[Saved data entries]
▼
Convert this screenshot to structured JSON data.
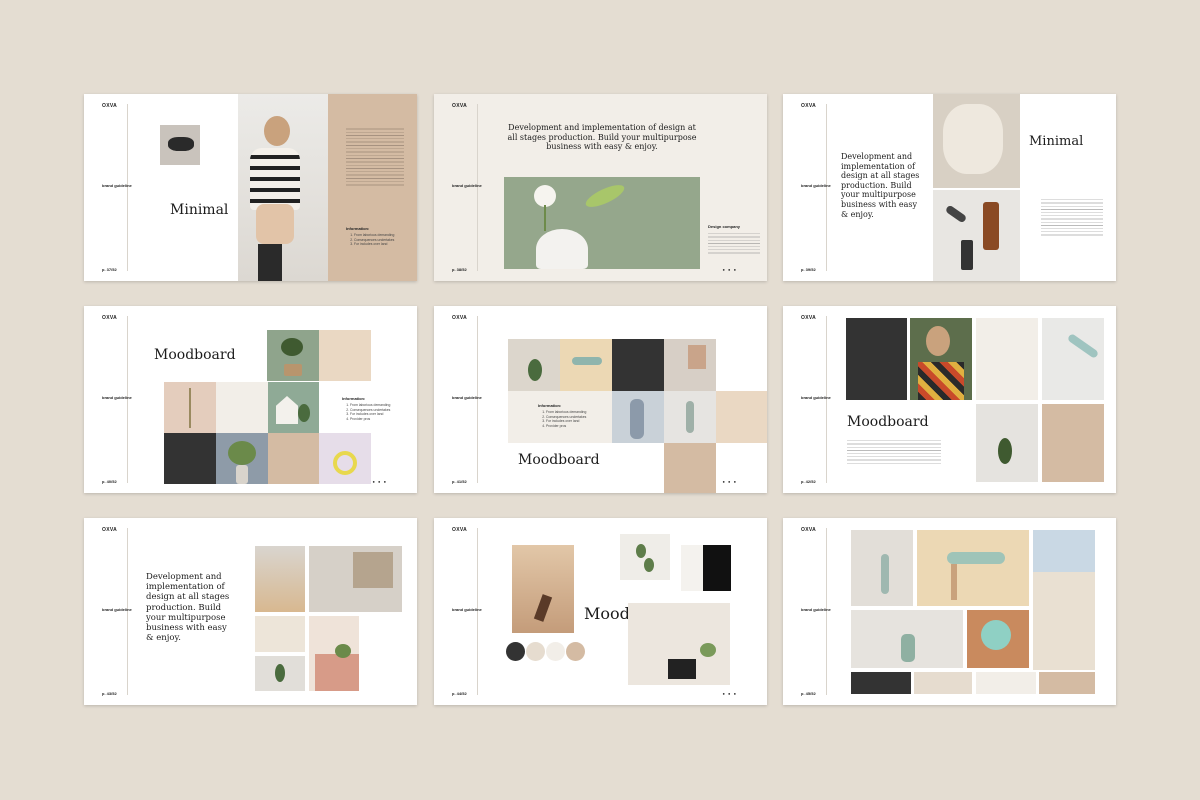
{
  "brand": "OXVA",
  "sidebar_label": "brand guideline",
  "slides": [
    {
      "page": "p. 37/52",
      "title": "Minimal",
      "info_title": "Information:",
      "info_items": [
        "From laborious demanding",
        "Consequences undertakes",
        "For includes over land"
      ]
    },
    {
      "page": "p. 38/52",
      "heading": "Development and implementation of design at all stages production. Build your multipurpose business with easy & enjoy.",
      "caption_title": "Design company"
    },
    {
      "page": "p. 39/52",
      "title": "Minimal",
      "heading": "Development and implementation of design at all stages production. Build your multipurpose business with easy & enjoy."
    },
    {
      "page": "p. 40/52",
      "title": "Moodboard",
      "info_title": "Information:",
      "info_items": [
        "From laborious demanding",
        "Consequences undertakes",
        "For includes over land",
        "Provider pros"
      ]
    },
    {
      "page": "p. 41/52",
      "title": "Moodboard",
      "info_title": "Information:",
      "info_items": [
        "From laborious demanding",
        "Consequences undertakes",
        "For includes over land",
        "Provider pros"
      ]
    },
    {
      "page": "p. 42/52",
      "title": "Moodboard"
    },
    {
      "page": "p. 43/52",
      "heading": "Development and implementation of design at all stages production. Build your multipurpose business with easy & enjoy."
    },
    {
      "page": "p. 44/52",
      "title": "Mood"
    },
    {
      "page": "p. 45/52"
    }
  ],
  "colors": {
    "background": "#e4ddd2",
    "beige": "#d4bba3",
    "cream": "#f2eee8",
    "dark": "#333333",
    "sage": "#95a78c"
  }
}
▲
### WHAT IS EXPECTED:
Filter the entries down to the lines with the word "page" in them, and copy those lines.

### REPLY TO THE TASK:
      "page": "p. 37/52",
      "page": "p. 38/52",
      "page": "p. 39/52",
      "page": "p. 40/52",
      "page": "p. 41/52",
      "page": "p. 42/52",
      "page": "p. 43/52",
      "page": "p. 44/52",
      "page": "p. 45/52"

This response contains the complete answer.